WHAT THE TASK REQUIRES
Would it be possible to copy exactly the lines from the one containing "Serialize everything readable" to the end of the entries, including both and nothing else?

___

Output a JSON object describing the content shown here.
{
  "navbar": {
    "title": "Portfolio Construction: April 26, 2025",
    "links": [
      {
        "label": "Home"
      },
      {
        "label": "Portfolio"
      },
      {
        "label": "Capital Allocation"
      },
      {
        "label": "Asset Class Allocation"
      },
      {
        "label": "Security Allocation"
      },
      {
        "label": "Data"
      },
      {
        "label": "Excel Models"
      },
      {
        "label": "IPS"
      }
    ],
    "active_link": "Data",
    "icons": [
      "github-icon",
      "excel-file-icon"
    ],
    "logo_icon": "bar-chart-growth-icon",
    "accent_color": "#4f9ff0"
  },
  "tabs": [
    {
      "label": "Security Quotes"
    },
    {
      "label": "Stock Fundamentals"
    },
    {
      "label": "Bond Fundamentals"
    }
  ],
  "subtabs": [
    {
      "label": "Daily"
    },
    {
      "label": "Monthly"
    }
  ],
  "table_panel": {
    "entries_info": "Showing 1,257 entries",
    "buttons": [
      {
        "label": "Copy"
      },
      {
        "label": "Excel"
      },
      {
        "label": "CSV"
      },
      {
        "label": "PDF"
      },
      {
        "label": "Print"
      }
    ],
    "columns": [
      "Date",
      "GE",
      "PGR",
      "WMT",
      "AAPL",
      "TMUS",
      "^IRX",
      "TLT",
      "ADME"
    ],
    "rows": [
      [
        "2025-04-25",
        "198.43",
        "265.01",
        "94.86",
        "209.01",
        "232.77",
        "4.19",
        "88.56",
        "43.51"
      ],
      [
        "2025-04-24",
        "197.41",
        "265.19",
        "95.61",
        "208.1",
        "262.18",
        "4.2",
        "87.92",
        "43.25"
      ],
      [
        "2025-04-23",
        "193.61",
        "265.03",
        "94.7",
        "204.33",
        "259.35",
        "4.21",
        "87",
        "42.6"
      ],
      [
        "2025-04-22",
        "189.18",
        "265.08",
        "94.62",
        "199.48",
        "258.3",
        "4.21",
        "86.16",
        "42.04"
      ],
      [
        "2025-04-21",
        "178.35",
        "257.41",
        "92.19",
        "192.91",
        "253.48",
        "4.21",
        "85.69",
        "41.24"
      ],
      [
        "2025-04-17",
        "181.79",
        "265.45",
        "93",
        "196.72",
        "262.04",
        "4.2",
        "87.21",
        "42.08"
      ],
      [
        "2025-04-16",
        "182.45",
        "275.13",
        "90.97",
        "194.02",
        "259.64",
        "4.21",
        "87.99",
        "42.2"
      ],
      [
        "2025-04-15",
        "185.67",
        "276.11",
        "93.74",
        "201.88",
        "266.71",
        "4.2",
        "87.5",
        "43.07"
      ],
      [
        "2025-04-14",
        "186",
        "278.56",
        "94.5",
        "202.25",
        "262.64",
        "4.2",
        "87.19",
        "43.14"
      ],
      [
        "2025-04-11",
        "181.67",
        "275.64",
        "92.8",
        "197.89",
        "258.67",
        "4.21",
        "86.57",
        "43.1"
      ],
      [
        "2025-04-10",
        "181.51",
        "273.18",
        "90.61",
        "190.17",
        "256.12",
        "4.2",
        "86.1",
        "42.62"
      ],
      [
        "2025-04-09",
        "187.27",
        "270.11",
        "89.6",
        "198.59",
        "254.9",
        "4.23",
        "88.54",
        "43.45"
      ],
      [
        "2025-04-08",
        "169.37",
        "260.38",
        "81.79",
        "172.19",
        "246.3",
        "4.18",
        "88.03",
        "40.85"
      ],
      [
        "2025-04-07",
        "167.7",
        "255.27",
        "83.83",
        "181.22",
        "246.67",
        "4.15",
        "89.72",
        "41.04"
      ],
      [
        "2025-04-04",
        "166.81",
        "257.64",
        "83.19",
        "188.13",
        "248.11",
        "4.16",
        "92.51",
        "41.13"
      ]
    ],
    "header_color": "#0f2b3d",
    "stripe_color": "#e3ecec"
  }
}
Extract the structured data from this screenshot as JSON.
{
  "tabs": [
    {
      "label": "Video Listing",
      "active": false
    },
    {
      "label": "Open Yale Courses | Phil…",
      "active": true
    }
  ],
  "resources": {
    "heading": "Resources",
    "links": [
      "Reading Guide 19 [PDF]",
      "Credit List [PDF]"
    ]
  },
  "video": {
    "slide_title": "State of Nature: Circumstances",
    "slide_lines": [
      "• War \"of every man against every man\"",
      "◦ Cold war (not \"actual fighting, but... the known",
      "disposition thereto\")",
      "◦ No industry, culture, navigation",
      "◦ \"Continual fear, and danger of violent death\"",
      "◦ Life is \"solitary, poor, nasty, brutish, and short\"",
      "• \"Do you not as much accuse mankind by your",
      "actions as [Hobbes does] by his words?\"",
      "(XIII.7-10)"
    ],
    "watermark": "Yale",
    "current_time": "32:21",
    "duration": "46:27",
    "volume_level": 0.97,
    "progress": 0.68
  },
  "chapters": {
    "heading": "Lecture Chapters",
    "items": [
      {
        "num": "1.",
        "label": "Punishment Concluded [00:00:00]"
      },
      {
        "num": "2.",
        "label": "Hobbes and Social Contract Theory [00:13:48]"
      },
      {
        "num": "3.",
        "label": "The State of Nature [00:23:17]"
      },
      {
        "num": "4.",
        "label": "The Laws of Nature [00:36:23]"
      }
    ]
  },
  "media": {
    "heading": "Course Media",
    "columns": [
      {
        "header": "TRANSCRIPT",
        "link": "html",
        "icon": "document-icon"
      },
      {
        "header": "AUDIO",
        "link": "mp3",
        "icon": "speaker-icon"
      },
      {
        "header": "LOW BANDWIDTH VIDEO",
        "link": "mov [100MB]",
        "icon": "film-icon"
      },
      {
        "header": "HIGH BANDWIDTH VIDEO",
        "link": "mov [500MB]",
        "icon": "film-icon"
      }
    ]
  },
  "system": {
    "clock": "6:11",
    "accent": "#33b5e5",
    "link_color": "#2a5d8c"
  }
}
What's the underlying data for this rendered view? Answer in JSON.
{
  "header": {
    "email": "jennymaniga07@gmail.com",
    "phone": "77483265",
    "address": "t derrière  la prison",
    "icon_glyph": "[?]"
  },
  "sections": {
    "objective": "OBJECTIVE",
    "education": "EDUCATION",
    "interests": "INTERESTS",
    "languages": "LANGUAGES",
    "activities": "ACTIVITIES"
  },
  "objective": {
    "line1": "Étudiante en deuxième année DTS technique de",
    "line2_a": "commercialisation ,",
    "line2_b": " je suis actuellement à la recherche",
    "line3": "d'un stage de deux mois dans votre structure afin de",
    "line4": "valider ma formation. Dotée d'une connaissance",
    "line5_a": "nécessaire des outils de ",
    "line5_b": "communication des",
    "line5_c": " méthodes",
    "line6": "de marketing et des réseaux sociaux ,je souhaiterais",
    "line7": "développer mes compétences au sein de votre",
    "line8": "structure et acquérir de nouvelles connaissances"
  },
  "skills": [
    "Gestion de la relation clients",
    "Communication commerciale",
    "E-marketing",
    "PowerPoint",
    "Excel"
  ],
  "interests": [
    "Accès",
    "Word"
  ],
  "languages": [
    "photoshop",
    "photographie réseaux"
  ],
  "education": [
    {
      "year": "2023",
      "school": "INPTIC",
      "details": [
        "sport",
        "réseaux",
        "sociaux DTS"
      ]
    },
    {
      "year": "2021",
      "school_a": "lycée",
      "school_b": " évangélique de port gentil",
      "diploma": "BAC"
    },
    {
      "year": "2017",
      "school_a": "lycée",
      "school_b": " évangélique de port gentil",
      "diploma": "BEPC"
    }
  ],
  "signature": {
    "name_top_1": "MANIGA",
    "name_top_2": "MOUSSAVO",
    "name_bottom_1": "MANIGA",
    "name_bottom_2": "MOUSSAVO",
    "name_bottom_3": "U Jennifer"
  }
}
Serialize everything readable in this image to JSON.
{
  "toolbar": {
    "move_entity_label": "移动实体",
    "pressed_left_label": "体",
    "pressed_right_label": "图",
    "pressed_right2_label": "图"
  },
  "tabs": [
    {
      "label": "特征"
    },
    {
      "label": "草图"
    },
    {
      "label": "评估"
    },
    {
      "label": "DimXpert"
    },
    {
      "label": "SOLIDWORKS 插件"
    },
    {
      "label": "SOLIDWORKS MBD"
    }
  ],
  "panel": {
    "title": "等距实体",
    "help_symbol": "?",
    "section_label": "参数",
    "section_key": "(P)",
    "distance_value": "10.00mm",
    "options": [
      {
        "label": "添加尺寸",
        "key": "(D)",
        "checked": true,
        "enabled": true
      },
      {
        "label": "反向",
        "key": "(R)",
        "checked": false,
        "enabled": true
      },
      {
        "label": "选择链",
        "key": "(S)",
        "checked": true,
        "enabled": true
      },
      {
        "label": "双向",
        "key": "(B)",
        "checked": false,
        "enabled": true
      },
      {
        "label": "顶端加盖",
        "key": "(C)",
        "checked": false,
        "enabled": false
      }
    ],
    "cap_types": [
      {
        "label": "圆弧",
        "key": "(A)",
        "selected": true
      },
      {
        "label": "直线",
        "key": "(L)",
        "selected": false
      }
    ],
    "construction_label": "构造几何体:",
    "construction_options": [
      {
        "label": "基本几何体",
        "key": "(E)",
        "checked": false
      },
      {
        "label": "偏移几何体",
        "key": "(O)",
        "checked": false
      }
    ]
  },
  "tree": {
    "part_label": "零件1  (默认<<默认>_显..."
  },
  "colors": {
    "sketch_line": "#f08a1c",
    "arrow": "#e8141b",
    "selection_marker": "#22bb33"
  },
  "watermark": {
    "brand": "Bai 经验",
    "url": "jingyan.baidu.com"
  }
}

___

TASK RESPONSE
Serialize everything readable in this image to JSON.
{
  "toolbar": {
    "move_entity_label": "移动实体",
    "pressed_left_label": "体",
    "pressed_right_label": "图",
    "pressed_right2_label": "图"
  },
  "tabs": [
    {
      "label": "特征"
    },
    {
      "label": "草图"
    },
    {
      "label": "评估"
    },
    {
      "label": "DimXpert"
    },
    {
      "label": "SOLIDWORKS 插件"
    },
    {
      "label": "SOLIDWORKS MBD"
    }
  ],
  "panel": {
    "title": "等距实体",
    "help_symbol": "?",
    "section_label": "参数",
    "section_key": "(P)",
    "distance_value": "10.00mm",
    "options": [
      {
        "label": "添加尺寸",
        "key": "(D)",
        "checked": true,
        "enabled": true
      },
      {
        "label": "反向",
        "key": "(R)",
        "checked": false,
        "enabled": true
      },
      {
        "label": "选择链",
        "key": "(S)",
        "checked": true,
        "enabled": true
      },
      {
        "label": "双向",
        "key": "(B)",
        "checked": false,
        "enabled": true
      },
      {
        "label": "顶端加盖",
        "key": "(C)",
        "checked": false,
        "enabled": false
      }
    ],
    "cap_types": [
      {
        "label": "圆弧",
        "key": "(A)",
        "selected": true
      },
      {
        "label": "直线",
        "key": "(L)",
        "selected": false
      }
    ],
    "construction_label": "构造几何体:",
    "construction_options": [
      {
        "label": "基本几何体",
        "key": "(E)",
        "checked": false
      },
      {
        "label": "偏移几何体",
        "key": "(O)",
        "checked": false
      }
    ]
  },
  "tree": {
    "part_label": "零件1  (默认<<默认>_显..."
  },
  "colors": {
    "sketch_line": "#f08a1c",
    "arrow": "#e8141b",
    "selection_marker": "#22bb33"
  },
  "watermark": {
    "brand": "Bai 经验",
    "url": "jingyan.baidu.com"
  }
}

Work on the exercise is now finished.